Besides tainted social media marketing, ethical issues such as privacy, bullying, defamation and more were called to attention.
(Cartoon Source: Pinterest)
Easter’s indication of lowered privacy’s effect between teachers and students could affect the professionalism at hand. Lowered privacy could foster a stronger bonding between teachers and students. With that said, there should be a line drawn. It isn’t ethical when the professionalism is compromised. It isn’t ethical with the abuse of personal information.
(Picture Source: Ethics in Graphic Design)
From a business perspective, Yixin raised the issue of social media spreading the false perception of beauty. When managing corporate social media accounts, conflicting issues of popular content versus ethical content may arise. Marketers who measure success by the outreach and like count are likely to forsake ethical content.
Posting controversial content on a social media account may be acceptable, but posting controversial content on a corporate social media account isn’t. Consider that the influence of a corporate social media account will be much greater, with the high follower count.
Vanna’s post reinforced my view that bashing corporate competitors is highly unethical. Defaming competitors reveals that the company doubts its own strengths and tries to leverage their position by pushing competitors down. Not classy. Furthermore, customers are not oblivious to their unethical acts and may refuse to invest in the business in future. Like my example of the Singtel-Gushcloud controversy, customers will feel unimpressed with the brand after the cover is blown.
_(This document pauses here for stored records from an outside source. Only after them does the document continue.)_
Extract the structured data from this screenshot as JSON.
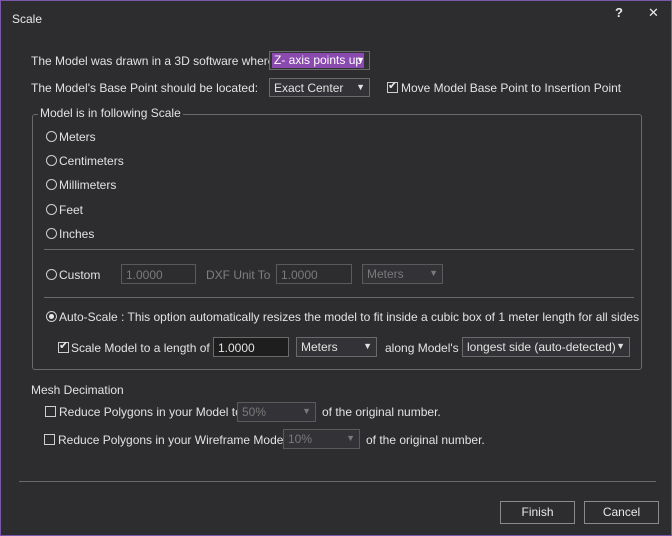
{
  "window": {
    "title": "Scale",
    "help_label": "?",
    "close_label": "✕"
  },
  "top": {
    "drawn_label": "The Model was drawn in a 3D software where :",
    "axis_value": "Z- axis points up",
    "base_label": "The Model's Base Point should be located:",
    "base_value": "Exact Center",
    "move_label": "Move Model Base Point to Insertion Point",
    "move_checked": true
  },
  "scale_group": {
    "legend": "Model is in following Scale",
    "units": [
      "Meters",
      "Centimeters",
      "Millimeters",
      "Feet",
      "Inches"
    ],
    "custom": {
      "label": "Custom",
      "value": "1.0000",
      "dxf_label": "DXF Unit To",
      "dxf_value": "1.0000",
      "unit_value": "Meters"
    },
    "auto": {
      "label": "Auto-Scale : This option automatically resizes the model to fit inside a cubic box of 1 meter length for all sides",
      "checked": true,
      "scale_label": "Scale Model to a length of",
      "scale_value": "1.0000",
      "unit_value": "Meters",
      "along_label": "along Model's",
      "side_value": "longest side (auto-detected)"
    }
  },
  "mesh": {
    "title": "Mesh Decimation",
    "reduce_label": "Reduce Polygons in your Model to",
    "reduce_value": "50%",
    "reduce_suffix": "of the original number.",
    "wire_label": "Reduce Polygons in your Wireframe Model to",
    "wire_value": "10%",
    "wire_suffix": "of the original number."
  },
  "buttons": {
    "finish": "Finish",
    "cancel": "Cancel"
  },
  "colors": {
    "background": "#2d2d30",
    "border": "#7a5aa8",
    "highlight": "#8a4ab0"
  }
}
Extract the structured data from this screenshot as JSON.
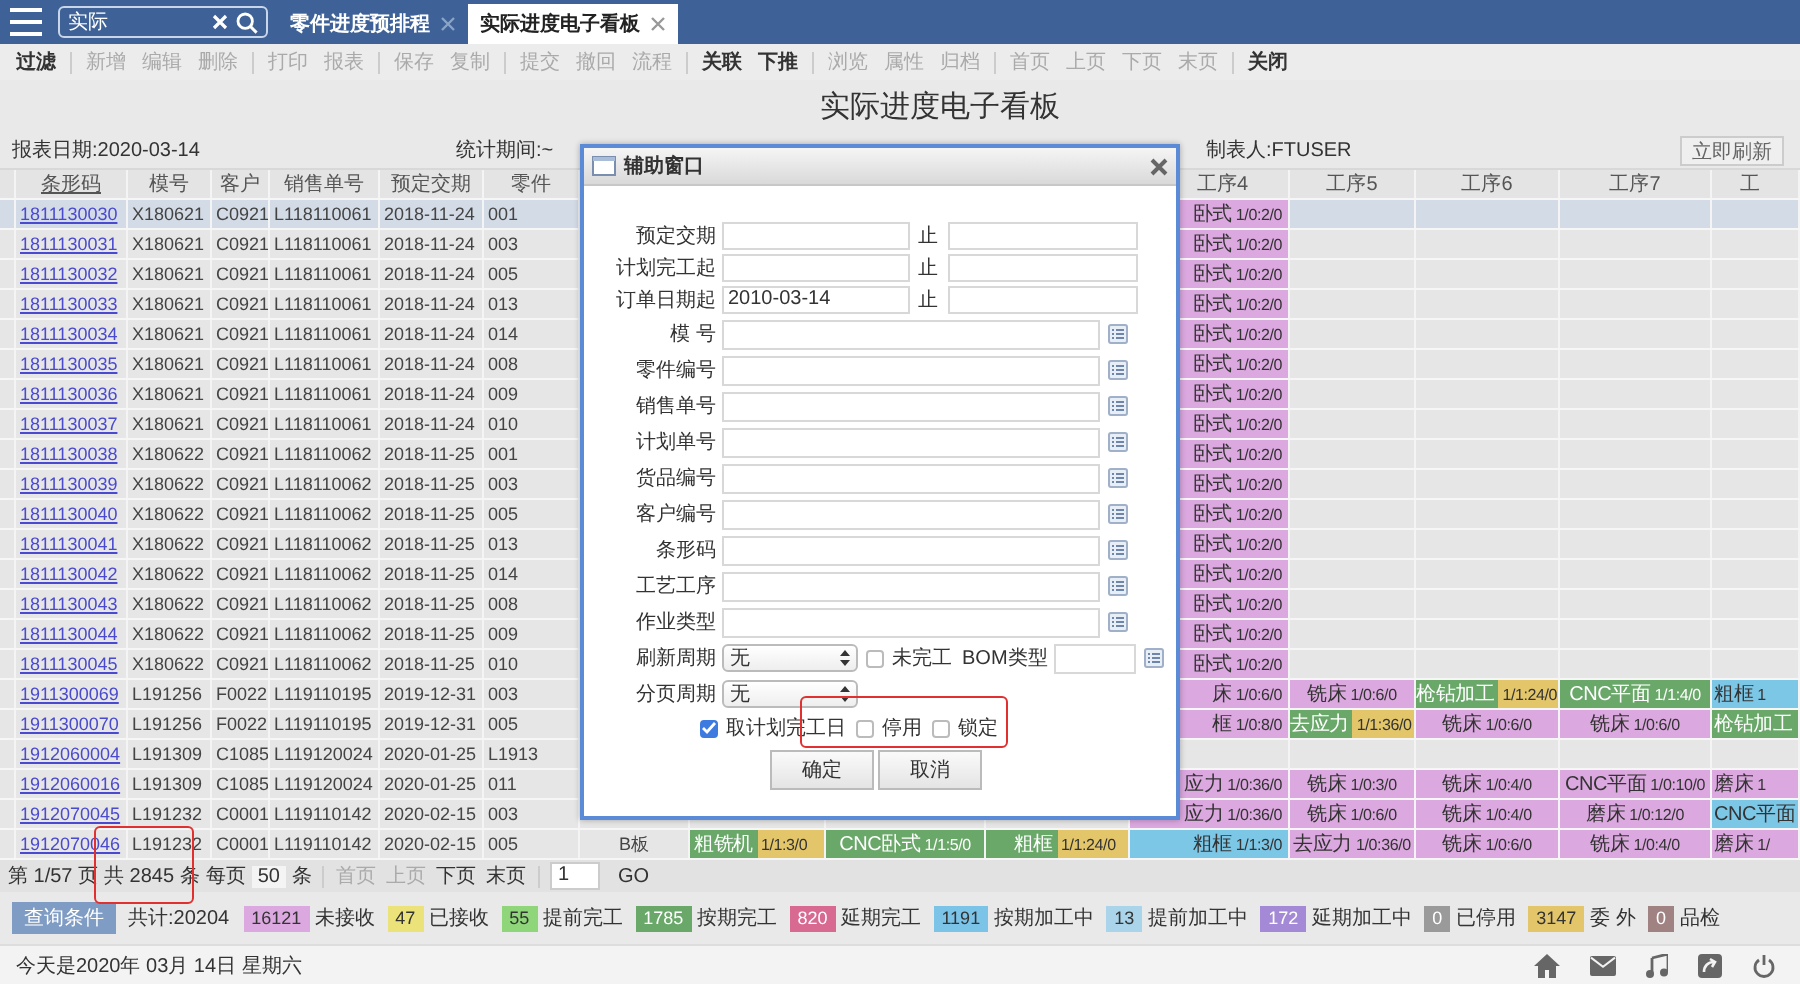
{
  "top_bar": {
    "search": {
      "value": "实际"
    },
    "tabs": [
      {
        "label": "零件进度预排程",
        "selected": false
      },
      {
        "label": "实际进度电子看板",
        "selected": true
      }
    ]
  },
  "toolbar": [
    [
      {
        "label": "过滤",
        "disabled": false
      }
    ],
    [
      {
        "label": "新增",
        "disabled": true
      },
      {
        "label": "编辑",
        "disabled": true
      },
      {
        "label": "删除",
        "disabled": true
      }
    ],
    [
      {
        "label": "打印",
        "disabled": true
      },
      {
        "label": "报表",
        "disabled": true
      }
    ],
    [
      {
        "label": "保存",
        "disabled": true
      },
      {
        "label": "复制",
        "disabled": true
      }
    ],
    [
      {
        "label": "提交",
        "disabled": true
      },
      {
        "label": "撤回",
        "disabled": true
      },
      {
        "label": "流程",
        "disabled": true
      }
    ],
    [
      {
        "label": "关联",
        "disabled": false
      },
      {
        "label": "下推",
        "disabled": false
      }
    ],
    [
      {
        "label": "浏览",
        "disabled": true
      },
      {
        "label": "属性",
        "disabled": true
      },
      {
        "label": "归档",
        "disabled": true
      }
    ],
    [
      {
        "label": "首页",
        "disabled": true
      },
      {
        "label": "上页",
        "disabled": true
      },
      {
        "label": "下页",
        "disabled": true
      },
      {
        "label": "末页",
        "disabled": true
      }
    ],
    [
      {
        "label": "关闭",
        "disabled": false
      }
    ]
  ],
  "report": {
    "title": "实际进度电子看板",
    "report_date": "报表日期:2020-03-14",
    "period": "统计期间:~",
    "maker": "制表人:FTUSER",
    "refresh_button": "立即刷新"
  },
  "table": {
    "columns": [
      "条形码",
      "模号",
      "客户",
      "销售单号",
      "预定交期",
      "零件"
    ],
    "step_columns": [
      "工序4",
      "工序5",
      "工序6",
      "工序7",
      "工"
    ],
    "rows": [
      {
        "barcode": "1811130030",
        "mold": "X180621",
        "customer": "C0921",
        "sales_no": "L118110061",
        "due": "2018-11-24",
        "part": "001",
        "selected": true,
        "steps": [
          {
            "name": "卧式",
            "counts": "1/0:2/0",
            "color": "#dba8df"
          }
        ]
      },
      {
        "barcode": "1811130031",
        "mold": "X180621",
        "customer": "C0921",
        "sales_no": "L118110061",
        "due": "2018-11-24",
        "part": "003",
        "selected": false,
        "steps": [
          {
            "name": "卧式",
            "counts": "1/0:2/0",
            "color": "#dba8df"
          }
        ]
      },
      {
        "barcode": "1811130032",
        "mold": "X180621",
        "customer": "C0921",
        "sales_no": "L118110061",
        "due": "2018-11-24",
        "part": "005",
        "selected": false,
        "steps": [
          {
            "name": "卧式",
            "counts": "1/0:2/0",
            "color": "#dba8df"
          }
        ]
      },
      {
        "barcode": "1811130033",
        "mold": "X180621",
        "customer": "C0921",
        "sales_no": "L118110061",
        "due": "2018-11-24",
        "part": "013",
        "selected": false,
        "steps": [
          {
            "name": "卧式",
            "counts": "1/0:2/0",
            "color": "#dba8df"
          }
        ]
      },
      {
        "barcode": "1811130034",
        "mold": "X180621",
        "customer": "C0921",
        "sales_no": "L118110061",
        "due": "2018-11-24",
        "part": "014",
        "selected": false,
        "steps": [
          {
            "name": "卧式",
            "counts": "1/0:2/0",
            "color": "#dba8df"
          }
        ]
      },
      {
        "barcode": "1811130035",
        "mold": "X180621",
        "customer": "C0921",
        "sales_no": "L118110061",
        "due": "2018-11-24",
        "part": "008",
        "selected": false,
        "steps": [
          {
            "name": "卧式",
            "counts": "1/0:2/0",
            "color": "#dba8df"
          }
        ]
      },
      {
        "barcode": "1811130036",
        "mold": "X180621",
        "customer": "C0921",
        "sales_no": "L118110061",
        "due": "2018-11-24",
        "part": "009",
        "selected": false,
        "steps": [
          {
            "name": "卧式",
            "counts": "1/0:2/0",
            "color": "#dba8df"
          }
        ]
      },
      {
        "barcode": "1811130037",
        "mold": "X180621",
        "customer": "C0921",
        "sales_no": "L118110061",
        "due": "2018-11-24",
        "part": "010",
        "selected": false,
        "steps": [
          {
            "name": "卧式",
            "counts": "1/0:2/0",
            "color": "#dba8df"
          }
        ]
      },
      {
        "barcode": "1811130038",
        "mold": "X180622",
        "customer": "C0921",
        "sales_no": "L118110062",
        "due": "2018-11-25",
        "part": "001",
        "selected": false,
        "steps": [
          {
            "name": "卧式",
            "counts": "1/0:2/0",
            "color": "#dba8df"
          }
        ]
      },
      {
        "barcode": "1811130039",
        "mold": "X180622",
        "customer": "C0921",
        "sales_no": "L118110062",
        "due": "2018-11-25",
        "part": "003",
        "selected": false,
        "steps": [
          {
            "name": "卧式",
            "counts": "1/0:2/0",
            "color": "#dba8df"
          }
        ]
      },
      {
        "barcode": "1811130040",
        "mold": "X180622",
        "customer": "C0921",
        "sales_no": "L118110062",
        "due": "2018-11-25",
        "part": "005",
        "selected": false,
        "steps": [
          {
            "name": "卧式",
            "counts": "1/0:2/0",
            "color": "#dba8df"
          }
        ]
      },
      {
        "barcode": "1811130041",
        "mold": "X180622",
        "customer": "C0921",
        "sales_no": "L118110062",
        "due": "2018-11-25",
        "part": "013",
        "selected": false,
        "steps": [
          {
            "name": "卧式",
            "counts": "1/0:2/0",
            "color": "#dba8df"
          }
        ]
      },
      {
        "barcode": "1811130042",
        "mold": "X180622",
        "customer": "C0921",
        "sales_no": "L118110062",
        "due": "2018-11-25",
        "part": "014",
        "selected": false,
        "steps": [
          {
            "name": "卧式",
            "counts": "1/0:2/0",
            "color": "#dba8df"
          }
        ]
      },
      {
        "barcode": "1811130043",
        "mold": "X180622",
        "customer": "C0921",
        "sales_no": "L118110062",
        "due": "2018-11-25",
        "part": "008",
        "selected": false,
        "steps": [
          {
            "name": "卧式",
            "counts": "1/0:2/0",
            "color": "#dba8df"
          }
        ]
      },
      {
        "barcode": "1811130044",
        "mold": "X180622",
        "customer": "C0921",
        "sales_no": "L118110062",
        "due": "2018-11-25",
        "part": "009",
        "selected": false,
        "steps": [
          {
            "name": "卧式",
            "counts": "1/0:2/0",
            "color": "#dba8df"
          }
        ]
      },
      {
        "barcode": "1811130045",
        "mold": "X180622",
        "customer": "C0921",
        "sales_no": "L118110062",
        "due": "2018-11-25",
        "part": "010",
        "selected": false,
        "steps": [
          {
            "name": "卧式",
            "counts": "1/0:2/0",
            "color": "#dba8df"
          }
        ]
      },
      {
        "barcode": "1911300069",
        "mold": "L191256",
        "customer": "F0022",
        "sales_no": "L119110195",
        "due": "2019-12-31",
        "part": "003",
        "selected": false,
        "steps": [
          {
            "name": "床",
            "counts": "1/0:6/0",
            "color": "#dba8df"
          },
          {
            "name": "铣床",
            "counts": "1/0:6/0",
            "color": "#dba8df"
          },
          {
            "name": "枪钻加工",
            "counts": "1/1:24/0",
            "color": "#6aa86a",
            "counts_band": {
              "color": "#e3c66a"
            }
          },
          {
            "name": "CNC平面",
            "counts": "1/1:4/0",
            "color": "#6aa86a"
          },
          {
            "name": "粗框",
            "counts": "1",
            "color": "#7cc6e6"
          }
        ]
      },
      {
        "barcode": "1911300070",
        "mold": "L191256",
        "customer": "F0022",
        "sales_no": "L119110195",
        "due": "2019-12-31",
        "part": "005",
        "selected": false,
        "steps": [
          {
            "name": "框",
            "counts": "1/0:8/0",
            "color": "#dba8df"
          },
          {
            "name": "去应力",
            "counts": "1/1:36/0",
            "color": "#6aa86a",
            "counts_band": {
              "color": "#e3c66a"
            }
          },
          {
            "name": "铣床",
            "counts": "1/0:6/0",
            "color": "#dba8df"
          },
          {
            "name": "铣床",
            "counts": "1/0:6/0",
            "color": "#dba8df"
          },
          {
            "name": "枪钻加工",
            "color": "#6aa86a"
          }
        ]
      },
      {
        "barcode": "1912060004",
        "mold": "L191309",
        "customer": "C1085",
        "sales_no": "L119120024",
        "due": "2020-01-25",
        "part": "L1913",
        "selected": false
      },
      {
        "barcode": "1912060016",
        "mold": "L191309",
        "customer": "C1085",
        "sales_no": "L119120024",
        "due": "2020-01-25",
        "part": "011",
        "selected": false,
        "steps": [
          {
            "name": "应力",
            "counts": "1/0:36/0",
            "color": "#dba8df"
          },
          {
            "name": "铣床",
            "counts": "1/0:3/0",
            "color": "#dba8df"
          },
          {
            "name": "铣床",
            "counts": "1/0:4/0",
            "color": "#dba8df"
          },
          {
            "name": "CNC平面",
            "counts": "1/0:10/0",
            "color": "#dba8df"
          },
          {
            "name": "磨床",
            "counts": "1",
            "color": "#dba8df"
          }
        ]
      },
      {
        "barcode": "1912070045",
        "mold": "L191232",
        "customer": "C0001",
        "sales_no": "L119110142",
        "due": "2020-02-15",
        "part": "003",
        "selected": false,
        "steps": [
          {
            "name": "应力",
            "counts": "1/0:36/0",
            "color": "#dba8df"
          },
          {
            "name": "铣床",
            "counts": "1/0:6/0",
            "color": "#dba8df"
          },
          {
            "name": "铣床",
            "counts": "1/0:4/0",
            "color": "#dba8df"
          },
          {
            "name": "磨床",
            "counts": "1/0:12/0",
            "color": "#dba8df"
          },
          {
            "name": "CNC平面",
            "color": "#7cc6e6"
          }
        ]
      },
      {
        "barcode": "1912070046",
        "mold": "L191232",
        "customer": "C0001",
        "sales_no": "L119110142",
        "due": "2020-02-15",
        "part": "005",
        "selected": false,
        "col_8": "B板",
        "early_steps": [
          {
            "name": "粗铣机",
            "counts": "1/1:3/0",
            "color": "#6aa86a",
            "counts_band": {
              "color": "#e3c66a"
            }
          },
          {
            "name": "CNC卧式",
            "counts": "1/1:5/0",
            "color": "#6aa86a"
          },
          {
            "name": "粗框",
            "counts": "1/1:24/0",
            "color": "#6aa86a",
            "counts_band": {
              "color": "#e3c66a"
            }
          }
        ],
        "steps": [
          {
            "name": "粗框",
            "counts": "1/1:3/0",
            "color": "#7cc6e6"
          },
          {
            "name": "去应力",
            "counts": "1/0:36/0",
            "color": "#dba8df"
          },
          {
            "name": "铣床",
            "counts": "1/0:6/0",
            "color": "#dba8df"
          },
          {
            "name": "铣床",
            "counts": "1/0:4/0",
            "color": "#dba8df"
          },
          {
            "name": "磨床",
            "counts": "1/",
            "color": "#dba8df"
          }
        ]
      }
    ]
  },
  "pagination": {
    "page": "第 1/57 页",
    "total": "共 2845 条",
    "per_page_label": "每页",
    "per_page": "50",
    "per_page_unit": "条",
    "nav": [
      {
        "label": "首页",
        "disabled": true
      },
      {
        "label": "上页",
        "disabled": true
      },
      {
        "label": "下页",
        "disabled": false
      },
      {
        "label": "末页",
        "disabled": false
      }
    ],
    "page_input": "1",
    "go": "GO"
  },
  "legend": {
    "query_button": "查询条件",
    "total": "共计:20204",
    "items": [
      {
        "count": "16121",
        "label": "未接收",
        "color": "#dba8df"
      },
      {
        "count": "47",
        "label": "已接收",
        "color": "#ece27a"
      },
      {
        "count": "55",
        "label": "提前完工",
        "color": "#8fd67a"
      },
      {
        "count": "1785",
        "label": "按期完工",
        "color": "#6aa86a"
      },
      {
        "count": "820",
        "label": "延期完工",
        "color": "#d86a92"
      },
      {
        "count": "1191",
        "label": "按期加工中",
        "color": "#7cc3e8"
      },
      {
        "count": "13",
        "label": "提前加工中",
        "color": "#a9d4ea"
      },
      {
        "count": "172",
        "label": "延期加工中",
        "color": "#a48ad6"
      },
      {
        "count": "0",
        "label": "已停用",
        "color": "#9a9a9a"
      },
      {
        "count": "3147",
        "label": "委 外",
        "color": "#e3c66a"
      },
      {
        "count": "0",
        "label": "品检",
        "color": "#a08282"
      }
    ]
  },
  "status_bar": {
    "date": "今天是2020年 03月 14日 星期六"
  },
  "dialog": {
    "title": "辅助窗口",
    "date_rows": [
      {
        "label": "预定交期",
        "to_label": "止"
      },
      {
        "label": "计划完工起",
        "to_label": "止"
      },
      {
        "label": "订单日期起",
        "value": "2010-03-14",
        "to_label": "止"
      }
    ],
    "lookup_rows": [
      {
        "label": "模 号"
      },
      {
        "label": "零件编号"
      },
      {
        "label": "销售单号"
      },
      {
        "label": "计划单号"
      },
      {
        "label": "货品编号"
      },
      {
        "label": "客户编号"
      },
      {
        "label": "条形码"
      },
      {
        "label": "工艺工序"
      },
      {
        "label": "作业类型"
      }
    ],
    "refresh": {
      "label": "刷新周期",
      "value": "无"
    },
    "unfinished": {
      "label": "未完工",
      "checked": false
    },
    "bom_label": "BOM类型",
    "page_cycle": {
      "label": "分页周期",
      "value": "无"
    },
    "checks": [
      {
        "label": "取计划完工日",
        "checked": true
      },
      {
        "label": "停用",
        "checked": false
      },
      {
        "label": "锁定",
        "checked": false
      }
    ],
    "buttons": [
      "确定",
      "取消"
    ]
  }
}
Ryan’s comment had me questioning myself. If I ever receive instructions from my company to post false or defamatory content, would I agree to do so?
With the experience I have had in content marketing, I was tasked to always search for evidences before posting anything in my company’s name to uphold truth in the brand. Most of this consideration is also tied to the strict Singapore laws on defamation, where consequences will be dire. Therefore, no, I would definitely decline to lie or downplay competitors as I value my ethics more than a job that demeans morality.